A Papua New Guinea marine conservation organisation says local efforts to preserve the endangered leatherback turtle are paying off.
Leatherbacks are the world's largest turtles, reaching up to two metres long and 900 kilograms in weight but fishing and pollution are among factors that have cut their numbers.
The national co-ordinator of the non-governmental organisation Mas Kagin Tapani says the turtles migrate from Costa Rica, Mexico and California to lay their eggs along PNG's northern coastline.
Wenceslaus Magun says Mas Kagin Tapani, which means sea steward, has been working for six years to change the mindset of PNG people.
"Through their habitual slaughtering of turtles, killing and eating, harvesting of their eggs, they have realised that the number of turtles has dwindled.

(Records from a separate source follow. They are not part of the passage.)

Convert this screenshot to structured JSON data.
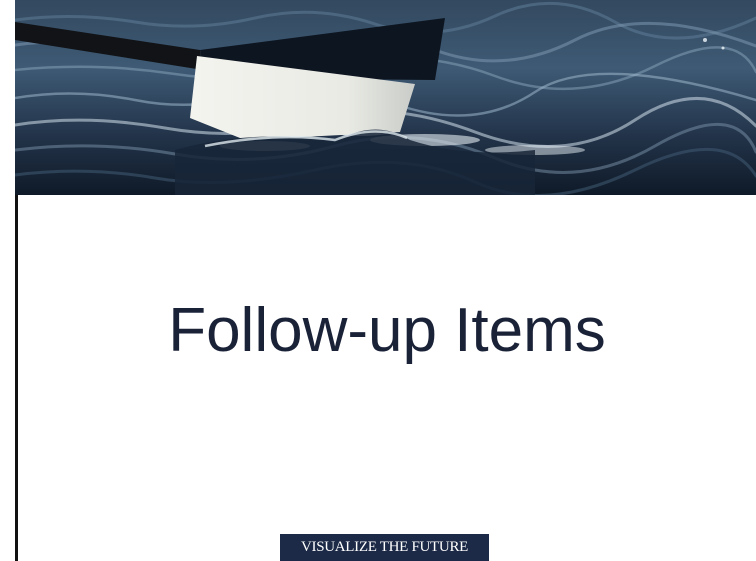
{
  "slide": {
    "title": "Follow-up Items",
    "tagline": "VISUALIZE THE FUTURE"
  },
  "banner": {
    "image": "oar-blade-in-water-photo"
  },
  "colors": {
    "title_text": "#1a2238",
    "tagline_bg": "#1c2a47",
    "tagline_text": "#ffffff",
    "water_dark": "#101b2c",
    "water_light": "#6f8aa4"
  }
}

Now since 2006 until now, they slowly are protecting the turtles and they can see that the number is gradually increasing and to them, this is amazing."

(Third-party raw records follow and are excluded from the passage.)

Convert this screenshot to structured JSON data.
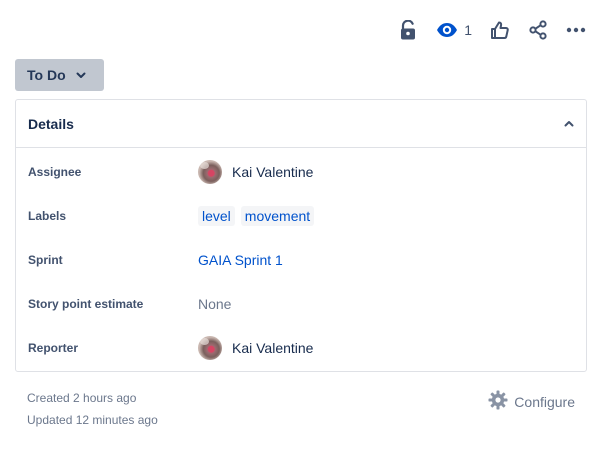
{
  "actions": {
    "lock": "unlock-icon",
    "watch": {
      "icon": "eye-icon",
      "count": "1"
    },
    "like": "thumbs-up-icon",
    "share": "share-icon",
    "more": "more-icon"
  },
  "status": {
    "label": "To Do"
  },
  "details": {
    "title": "Details",
    "fields": {
      "assignee": {
        "label": "Assignee",
        "name": "Kai Valentine"
      },
      "labels": {
        "label": "Labels",
        "items": [
          "level",
          "movement"
        ]
      },
      "sprint": {
        "label": "Sprint",
        "value": "GAIA Sprint 1"
      },
      "story_points": {
        "label": "Story point estimate",
        "value": "None"
      },
      "reporter": {
        "label": "Reporter",
        "name": "Kai Valentine"
      }
    }
  },
  "footer": {
    "created": "Created 2 hours ago",
    "updated": "Updated 12 minutes ago",
    "configure": "Configure"
  },
  "colors": {
    "status_bg": "#c1c7d0",
    "link": "#0052cc",
    "watch": "#0052cc",
    "icon": "#42526e",
    "border": "#dfe1e6"
  }
}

Wenceslaus Magun says no one knows how many turtles are left but some communities are seeing them for the first time in a decade.